The mosque was founded by Osman Shah, also known as Kara Osman Pasha. Osman was the son of one of Sultan Selim I’s daughters, and for a long time dwelt in Trikala as the governor of the local province (Sanjak of Trikala). The exact dating of the mosque is uncertain, but it was probably built in the period 1550–60, most likely in the late 1550s. Osman attached several charitable establishments to the mosque, among others a madrasah, an alms house, and a caravanserai, and was himself buried in a türbe in the mosque’s southern courtyard at the time of his death in 1567/8. By the time of Evliya Çelebi‘s visit a century later, the mosque was the principal mosque of the city.

The mosque itself was built by the renowned Ottoman architect Mimar Sinan, one of 79 throughout his career, and the only one surviving in modern Greece. It is also the only mosque still standing in the city of Trikala out of the at least eight that Evliya Çelebi reported seeing. The building itself consists of a square prayer hall topped by a large semi-spherical dome, and has a portico (revak) in front, which has recently been rebuilt from its ruined state. The minaret is located on the northwestern corner and is well preserved, except for its missing roof. All other buildings attached to the mosque have since vanished, except for the founder’s octagonal türbe, which is used as a storage site for artefacts recovered from archaeological excavations.

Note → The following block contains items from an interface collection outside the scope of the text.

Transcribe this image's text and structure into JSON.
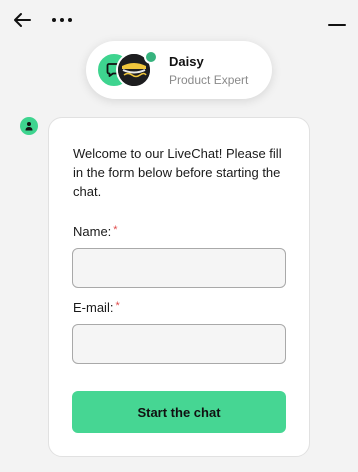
{
  "agent": {
    "name": "Daisy",
    "role": "Product Expert",
    "online_color": "#36b37e"
  },
  "icons": {
    "back": "arrow-left-icon",
    "more": "more-horizontal-icon",
    "minimize": "minimize-icon",
    "bot": "chat-bubble-icon",
    "system": "person-icon"
  },
  "form": {
    "welcome_text": "Welcome to our LiveChat! Please fill in the form below before starting the chat.",
    "name_label": "Name:",
    "email_label": "E-mail:",
    "required_mark": "*",
    "name_value": "",
    "email_value": "",
    "submit_label": "Start the chat"
  },
  "colors": {
    "accent": "#46d693",
    "required": "#e04b4b",
    "background": "#f3f3f3"
  }
}
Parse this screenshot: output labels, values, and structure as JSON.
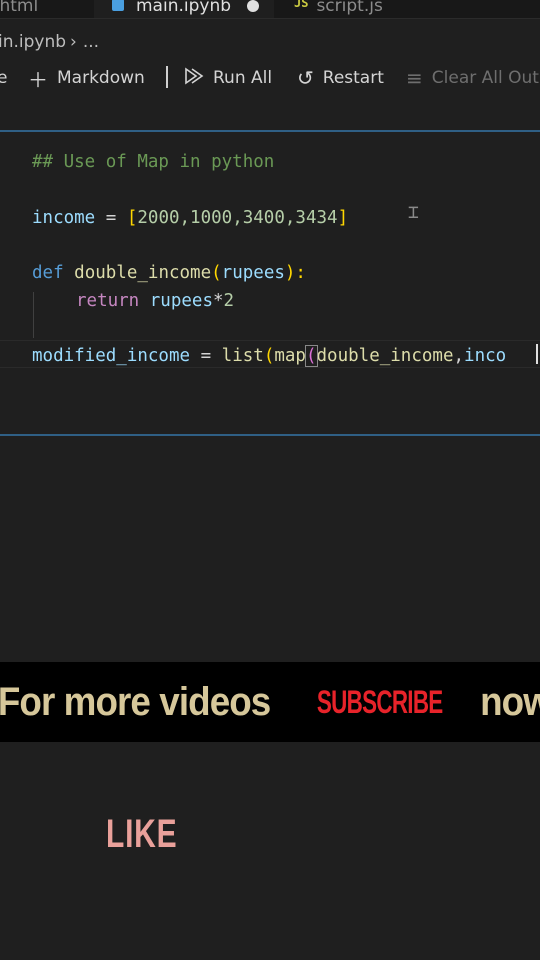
{
  "tabs": [
    {
      "label": "x.html"
    },
    {
      "label": "main.ipynb",
      "modified": true
    },
    {
      "label": "script.js",
      "icon": "JS"
    }
  ],
  "breadcrumb": {
    "file": "in.ipynb",
    "ellipsis": "..."
  },
  "toolbar": {
    "partial_label": "e",
    "markdown_label": "Markdown",
    "run_all_label": "Run All",
    "restart_label": "Restart",
    "clear_all_label": "Clear All Out"
  },
  "code": {
    "line1": "## Use of Map in python",
    "line2": {
      "var": "income",
      "op": " = ",
      "open": "[",
      "nums": "2000,1000,3400,3434",
      "close": "]"
    },
    "line3": {
      "kw": "def",
      "fn": "double_income",
      "open": "(",
      "param": "rupees",
      "close": "):"
    },
    "line4": {
      "kw": "return",
      "expr": "rupees",
      "op": "*",
      "num": "2"
    },
    "line5": {
      "var": "modified_income",
      "op": " = ",
      "fn1": "list",
      "p1": "(",
      "fn2": "map",
      "p2": "(",
      "arg1": "double_income",
      "comma": ",",
      "arg2": "inco"
    }
  },
  "banner": {
    "text_before": "For more videos",
    "subscribe": "SUBSCRIBE",
    "text_after": "now"
  },
  "like": "LIKE",
  "colors": {
    "accent_border": "#2f5f85",
    "banner_text": "#d6c79a",
    "subscribe": "#e8232a",
    "like": "#e9a09a"
  }
}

Vassilis Tsitsanis (1915-1984) was a Greek composer and singer, credited by many with the revival of Rebetico music, a musical genre whose history runs parallel to that of the Blues. Tsitsanis penned wonderful melodies, wrote lyrics about love, death and family becoming a master of the bouzouki. During his lifetime he reached out to broad public and today he continues to gain new fans.

The city of Trikala, where Tsitsanis was born in January 1915, has for years been trying to create a museum befitting the artist who defined the future of Greek music in the 20th century. Housed in a 16th-century Ottoman bath house which in more recent times served as a prison, the Vassilis Tsitsanis Museum – Research Center has finally been completed.

The museum comprises four halls roughly 100 square meters each – the same size as the cells that once housed 70 prisoners.

The first hall will feature audiovisual material and a chronology of career landmarks such as Tsitsanis’s collaborations with renowned Greek singers such as Sotiria Bellou and, composers including Mikis Theodorakis and Manos Hadjidakis, both inspired by the rebetiko master.

The second hall will host an interactive display allowing visitors to listen to songs from old vinyl records, including some original versions, on the telephones once used by inmates to talk to their visitors.

The third hall will be used for various functions and events, while the last room is all about the history of Trikala, the Ottoman baths and the prison, which closed in 2006 – along with songs written by Tsitsanis about the prison experience.

The museum showcase an exhibition on Tsitsanis with memorabilia pertaining to his life, including items donated by his family, such as gramophones and cameras, that have been listed for preservation by the Culture Ministry’s Directorate for Modern Cultural Heritage. The research department of the museum is also responsible for storing all of Tsitsanis’s recordings in digital form and putting together a collection of books.



The archaeological site of Asklepieion of Trikke, is the most significant and most ancient of Greece, according to Strabo.

The archaeological site includes:

  • Part of a late Hellenistic building which remained in use during the Roman period. The preserved mosaic floors are also dated to the Roman period.

    – Part of a late Hellenistic stoa.

    – Part of a Roman bath.

    – Post-Byzantine church.


The preserved ancient remains were brought to light during rescue excavations carried out sporadically between 1902 and 1992, in several private plots.



The Byzantine Castle, built by Justinian onto the acropolis of ancient Trikke in the 6th century AD. Later it was rebuilt by the Ottomans, who in the 17th century placed a huge clock tower, which was accompanied by a bell weighing 650 kg (1,433 lb). In 1936, another clock tower was placed and today remains the trademark of the city, while offers a panoramic view to the city.